- **Records supplied**:
- - - - -
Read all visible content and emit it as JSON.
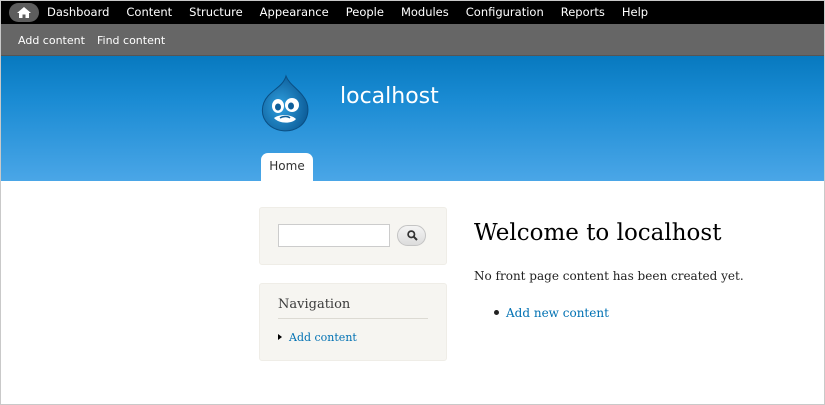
{
  "toolbar": {
    "items": [
      "Dashboard",
      "Content",
      "Structure",
      "Appearance",
      "People",
      "Modules",
      "Configuration",
      "Reports",
      "Help"
    ]
  },
  "shortcuts": {
    "add_content": "Add content",
    "find_content": "Find content"
  },
  "header": {
    "site_name": "localhost",
    "tab_home": "Home"
  },
  "sidebar": {
    "search_value": "",
    "navigation_title": "Navigation",
    "navigation_link": "Add content"
  },
  "main": {
    "title": "Welcome to localhost",
    "message": "No front page content has been created yet.",
    "link": "Add new content"
  },
  "colors": {
    "admin_bar": "#000000",
    "shortcut_bar": "#666666",
    "header_top": "#0779bf",
    "header_bottom": "#4aa6e7",
    "link": "#0071b3"
  }
}
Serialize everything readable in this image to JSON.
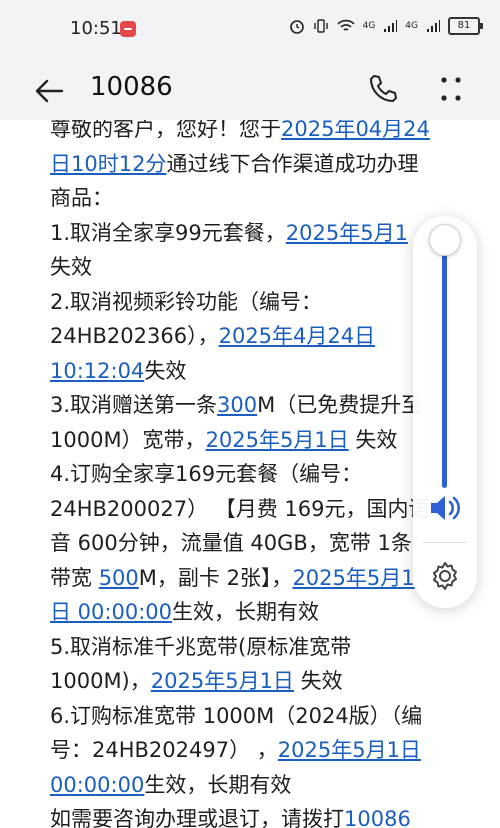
{
  "status_bar": {
    "time": "10:51",
    "signal_text_1": "4G",
    "signal_text_2": "4G",
    "battery": "81",
    "icons": [
      "alarm-icon",
      "vibrate-icon",
      "wifi-icon",
      "signal-icon",
      "battery-icon"
    ]
  },
  "header": {
    "title": "10086",
    "icons": [
      "back-arrow-icon",
      "phone-icon",
      "more-icon"
    ]
  },
  "message": {
    "lines": [
      [
        "尊敬的客户，您好！您于",
        "2025年04月24"
      ],
      [
        "日10时12分",
        "通过线下合作渠道成功办理"
      ],
      [
        "商品："
      ],
      [
        "1.取消全家享99元套餐，",
        "2025年5月1"
      ],
      [
        "失效"
      ],
      [
        "2.取消视频彩铃功能（编号："
      ],
      [
        "24HB202366），",
        "2025年4月24日"
      ],
      [
        "10:12:04",
        "失效"
      ],
      [
        "3.取消赠送第一条",
        "300",
        "M（已免费提升至"
      ],
      [
        "1000M）宽带，",
        "2025年5月1日",
        " 失效"
      ],
      [
        "4.订购全家享169元套餐（编号："
      ],
      [
        "24HB200027）  【月费 169元，国内语"
      ],
      [
        "音 600分钟，流量值 40GB，宽带 1条"
      ],
      [
        "带宽 ",
        "500",
        "M，副卡 2张】，",
        "2025年5月1"
      ],
      [
        "日 00:00:00",
        "生效，长期有效"
      ],
      [
        "5.取消标准千兆宽带(原标准宽带"
      ],
      [
        "1000M)，",
        "2025年5月1日",
        " 失效"
      ],
      [
        "6.订购标准宽带 1000M（2024版）（编"
      ],
      [
        "号：24HB202497）  ，",
        "2025年5月1日"
      ],
      [
        "00:00:00",
        "生效，长期有效"
      ],
      [
        "如需要咨询办理或退订，请拨打",
        "10086"
      ]
    ]
  },
  "volume_panel": {
    "level": 1.0,
    "icons": [
      "speaker-icon",
      "settings-gear-icon"
    ]
  },
  "colors": {
    "link": "#1a5fbf",
    "accent": "#2f60d6",
    "header_bg": "#f2f3f5"
  }
}
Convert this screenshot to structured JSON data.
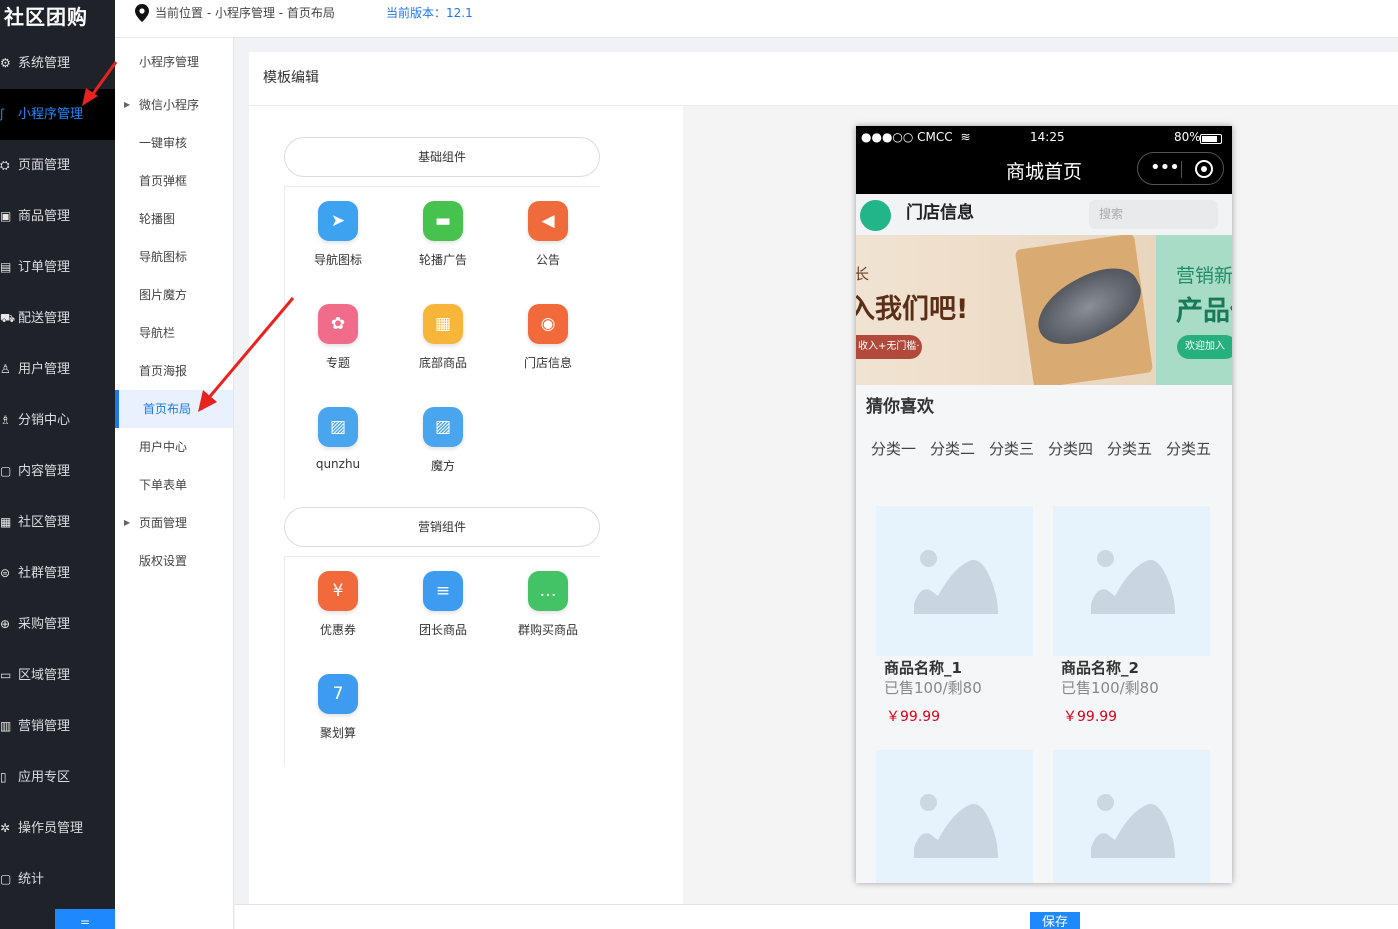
{
  "brand": "社区团购",
  "topbar": {
    "location": "当前位置 - 小程序管理 - 首页布局",
    "version": "当前版本：12.1"
  },
  "nav": [
    {
      "label": "系统管理",
      "icon": "gear-icon",
      "glyph": "⚙"
    },
    {
      "label": "小程序管理",
      "icon": "miniprogram-icon",
      "glyph": "ʃ",
      "active": true
    },
    {
      "label": "页面管理",
      "icon": "page-icon",
      "glyph": "⛭"
    },
    {
      "label": "商品管理",
      "icon": "goods-icon",
      "glyph": "▣"
    },
    {
      "label": "订单管理",
      "icon": "order-icon",
      "glyph": "▤"
    },
    {
      "label": "配送管理",
      "icon": "delivery-icon",
      "glyph": "⛟"
    },
    {
      "label": "用户管理",
      "icon": "user-icon",
      "glyph": "♙"
    },
    {
      "label": "分销中心",
      "icon": "distribution-icon",
      "glyph": "♗"
    },
    {
      "label": "内容管理",
      "icon": "content-icon",
      "glyph": "▢"
    },
    {
      "label": "社区管理",
      "icon": "community-icon",
      "glyph": "▦"
    },
    {
      "label": "社群管理",
      "icon": "group-icon",
      "glyph": "⊜"
    },
    {
      "label": "采购管理",
      "icon": "purchase-icon",
      "glyph": "⊕"
    },
    {
      "label": "区域管理",
      "icon": "region-icon",
      "glyph": "▭"
    },
    {
      "label": "营销管理",
      "icon": "marketing-icon",
      "glyph": "▥"
    },
    {
      "label": "应用专区",
      "icon": "apps-icon",
      "glyph": "▯"
    },
    {
      "label": "操作员管理",
      "icon": "operator-icon",
      "glyph": "✲"
    },
    {
      "label": "统计",
      "icon": "stats-icon",
      "glyph": "▢"
    }
  ],
  "nav_bottom_label": "=",
  "subnav": [
    {
      "label": "小程序管理"
    },
    {
      "label": "微信小程序",
      "expandable": true
    },
    {
      "label": "一键审核"
    },
    {
      "label": "首页弹框"
    },
    {
      "label": "轮播图"
    },
    {
      "label": "导航图标"
    },
    {
      "label": "图片魔方"
    },
    {
      "label": "导航栏"
    },
    {
      "label": "首页海报"
    },
    {
      "label": "首页布局",
      "active": true
    },
    {
      "label": "用户中心"
    },
    {
      "label": "下单表单"
    },
    {
      "label": "页面管理",
      "expandable": true
    },
    {
      "label": "版权设置"
    }
  ],
  "main": {
    "title": "模板编辑",
    "basic_group": "基础组件",
    "marketing_group": "营销组件",
    "basic_items": [
      {
        "label": "导航图标",
        "icon": "navigation-icon",
        "color": "#3da2f0",
        "glyph": "➤"
      },
      {
        "label": "轮播广告",
        "icon": "carousel-icon",
        "color": "#47c24e",
        "glyph": "▬"
      },
      {
        "label": "公告",
        "icon": "announcement-icon",
        "color": "#f06b3b",
        "glyph": "◀"
      },
      {
        "label": "专题",
        "icon": "topic-icon",
        "color": "#f16b8a",
        "glyph": "✿"
      },
      {
        "label": "底部商品",
        "icon": "bottom-goods-icon",
        "color": "#f7b63a",
        "glyph": "▦"
      },
      {
        "label": "门店信息",
        "icon": "store-info-icon",
        "color": "#f26a3c",
        "glyph": "◉"
      },
      {
        "label": "qunzhu",
        "icon": "image-icon",
        "color": "#4aa5ef",
        "glyph": "▨"
      },
      {
        "label": "魔方",
        "icon": "cube-image-icon",
        "color": "#4aa5ef",
        "glyph": "▨"
      }
    ],
    "marketing_items": [
      {
        "label": "优惠券",
        "icon": "coupon-icon",
        "color": "#f26a3c",
        "glyph": "¥"
      },
      {
        "label": "团长商品",
        "icon": "leader-goods-icon",
        "color": "#3d9cef",
        "glyph": "≡"
      },
      {
        "label": "群购买商品",
        "icon": "group-buy-icon",
        "color": "#43c266",
        "glyph": "…"
      },
      {
        "label": "聚划算",
        "icon": "calendar-icon",
        "color": "#3d9cef",
        "glyph": "7"
      }
    ]
  },
  "phone": {
    "carrier": "●●●○○ CMCC",
    "time": "14:25",
    "battery": "80%",
    "title": "商城首页",
    "store_name": "门店信息",
    "search_placeholder": "搜索",
    "banner_left_line1": "长",
    "banner_left_line2": "入我们吧!",
    "banner_left_pill": "收入+无门槛·",
    "banner_right_line1": "营销新店",
    "banner_right_line2": "产品供",
    "banner_right_pill": "欢迎加入",
    "guess_title": "猜你喜欢",
    "categories": [
      "分类一",
      "分类二",
      "分类三",
      "分类四",
      "分类五",
      "分类五"
    ],
    "products": [
      {
        "name": "商品名称_1",
        "sold": "已售100/剩80",
        "price": "￥99.99"
      },
      {
        "name": "商品名称_2",
        "sold": "已售100/剩80",
        "price": "￥99.99"
      },
      {
        "name": "",
        "sold": "",
        "price": ""
      },
      {
        "name": "",
        "sold": "",
        "price": ""
      }
    ]
  },
  "save_label": "保存"
}
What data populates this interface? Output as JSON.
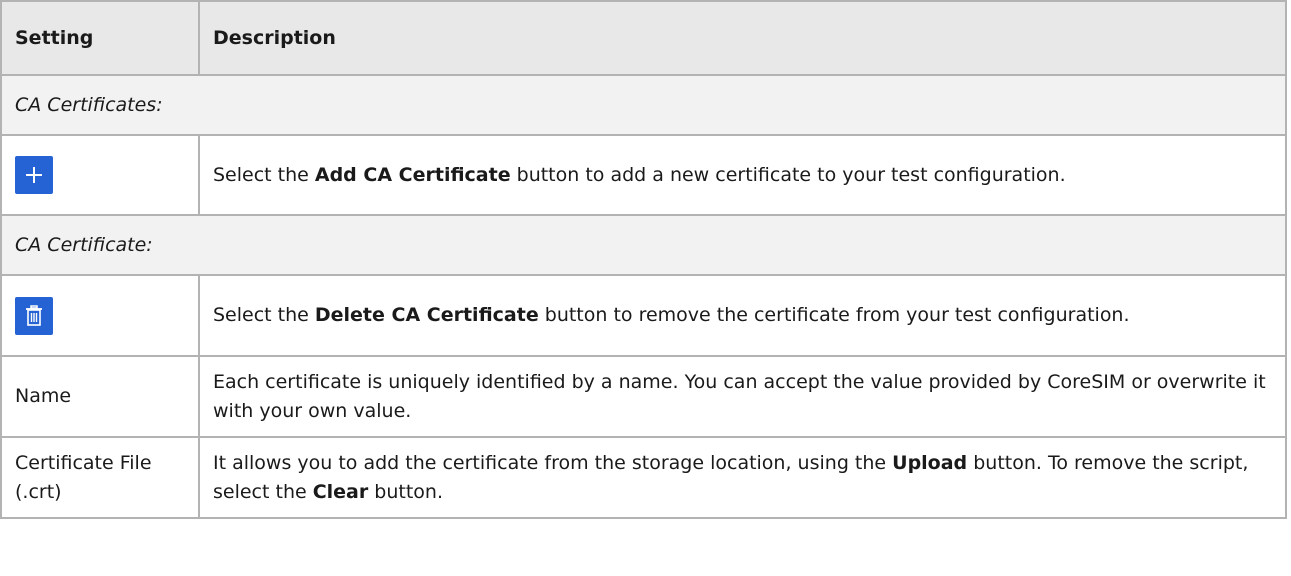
{
  "table": {
    "headers": {
      "setting": "Setting",
      "description": "Description"
    },
    "sections": {
      "ca_certificates": "CA Certificates:",
      "ca_certificate": "CA Certificate:"
    },
    "rows": {
      "add": {
        "icon": "plus-icon",
        "desc_pre": "Select the ",
        "desc_bold": "Add CA Certificate",
        "desc_post": " button to add a new certificate to your test configuration."
      },
      "delete": {
        "icon": "trash-icon",
        "desc_pre": "Select the ",
        "desc_bold": "Delete CA Certificate",
        "desc_post": " button to remove the certificate from your test configuration."
      },
      "name": {
        "setting": "Name",
        "desc": "Each certificate is uniquely identified by a name. You can accept the value provided by CoreSIM or overwrite it with your own value."
      },
      "cert_file": {
        "setting": "Certificate File (.crt)",
        "desc_pre": "It allows you to add the certificate from the storage location, using the ",
        "desc_bold1": "Upload",
        "desc_mid": " button. To remove the script, select the ",
        "desc_bold2": "Clear",
        "desc_post": " button."
      }
    }
  },
  "colors": {
    "icon_button_bg": "#2563d4",
    "header_bg": "#e8e8e8",
    "section_bg": "#f2f2f2",
    "border": "#b3b3b3"
  }
}
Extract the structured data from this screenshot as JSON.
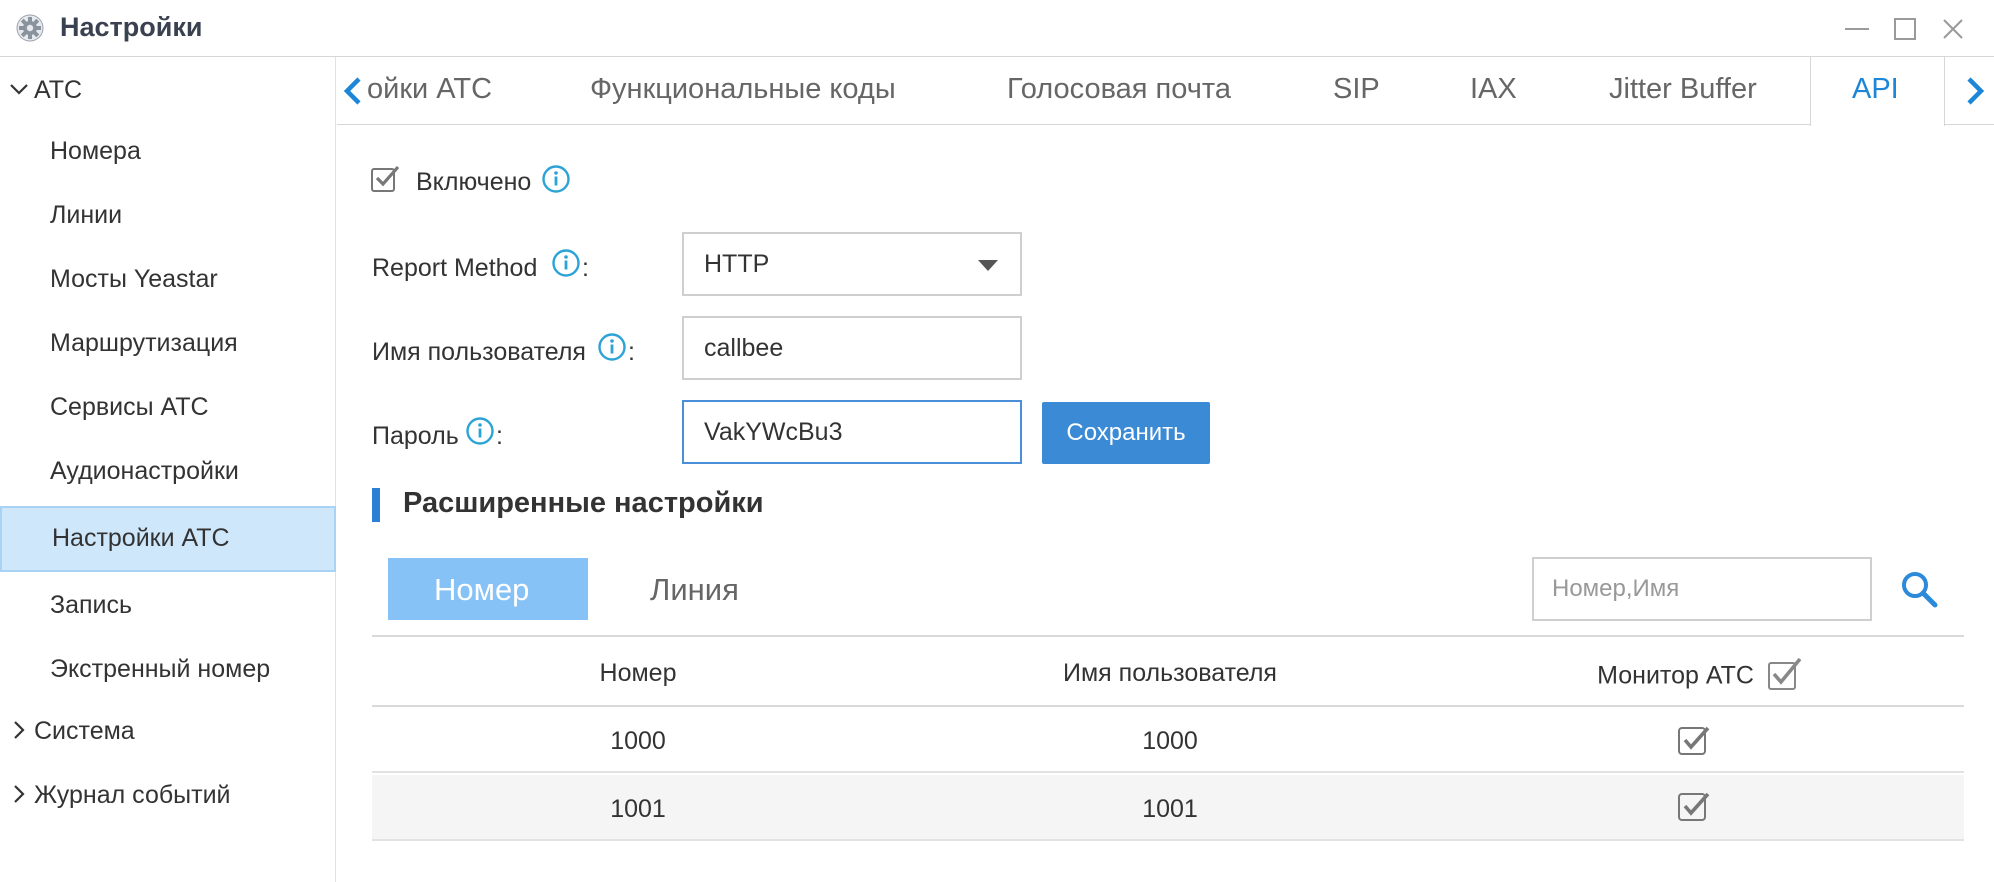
{
  "window": {
    "title": "Настройки",
    "icons": {
      "app": "gear-icon",
      "minimize": "minimize-icon",
      "maximize": "maximize-icon",
      "close": "close-icon"
    }
  },
  "sidebar": {
    "groups": {
      "ats": "АТС",
      "system": "Система",
      "events": "Журнал событий"
    },
    "items": [
      {
        "label": "Номера"
      },
      {
        "label": "Линии"
      },
      {
        "label": "Мосты Yeastar"
      },
      {
        "label": "Маршрутизация"
      },
      {
        "label": "Сервисы АТС"
      },
      {
        "label": "Аудионастройки"
      },
      {
        "label": "Настройки АТС",
        "active": true
      },
      {
        "label": "Запись"
      },
      {
        "label": "Экстренный номер"
      }
    ]
  },
  "tabs": {
    "items": [
      {
        "label": "ойки АТС"
      },
      {
        "label": "Функциональные коды"
      },
      {
        "label": "Голосовая почта"
      },
      {
        "label": "SIP"
      },
      {
        "label": "IAX"
      },
      {
        "label": "Jitter Buffer"
      },
      {
        "label": "API",
        "active": true
      }
    ]
  },
  "form": {
    "enabled_label": "Включено",
    "enabled_checked": true,
    "report_method_label": "Report Method",
    "report_method_value": "HTTP",
    "username_label": "Имя пользователя",
    "username_value": "callbee",
    "password_label": "Пароль",
    "password_value": "VakYWcBu3",
    "colon": ":",
    "save_label": "Сохранить"
  },
  "advanced": {
    "title": "Расширенные настройки",
    "subtabs": {
      "number": "Номер",
      "line": "Линия"
    },
    "search_placeholder": "Номер,Имя"
  },
  "table": {
    "headers": {
      "number": "Номер",
      "username": "Имя пользователя",
      "monitor": "Монитор АТС"
    },
    "rows": [
      {
        "number": "1000",
        "username": "1000",
        "monitor": true
      },
      {
        "number": "1001",
        "username": "1001",
        "monitor": true
      }
    ]
  },
  "colors": {
    "accent": "#1e86d7",
    "button": "#3a8ad6",
    "active_subtab": "#86c2f6",
    "sidebar_active": "#cfe7fb",
    "info": "#2ba3d6"
  }
}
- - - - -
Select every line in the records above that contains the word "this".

- **Answer area**:
Serialize everything readable in this image to JSON.
Convert this screenshot to structured JSON data.
What data populates this interface? Output as JSON.
Extract the structured data from this screenshot as JSON.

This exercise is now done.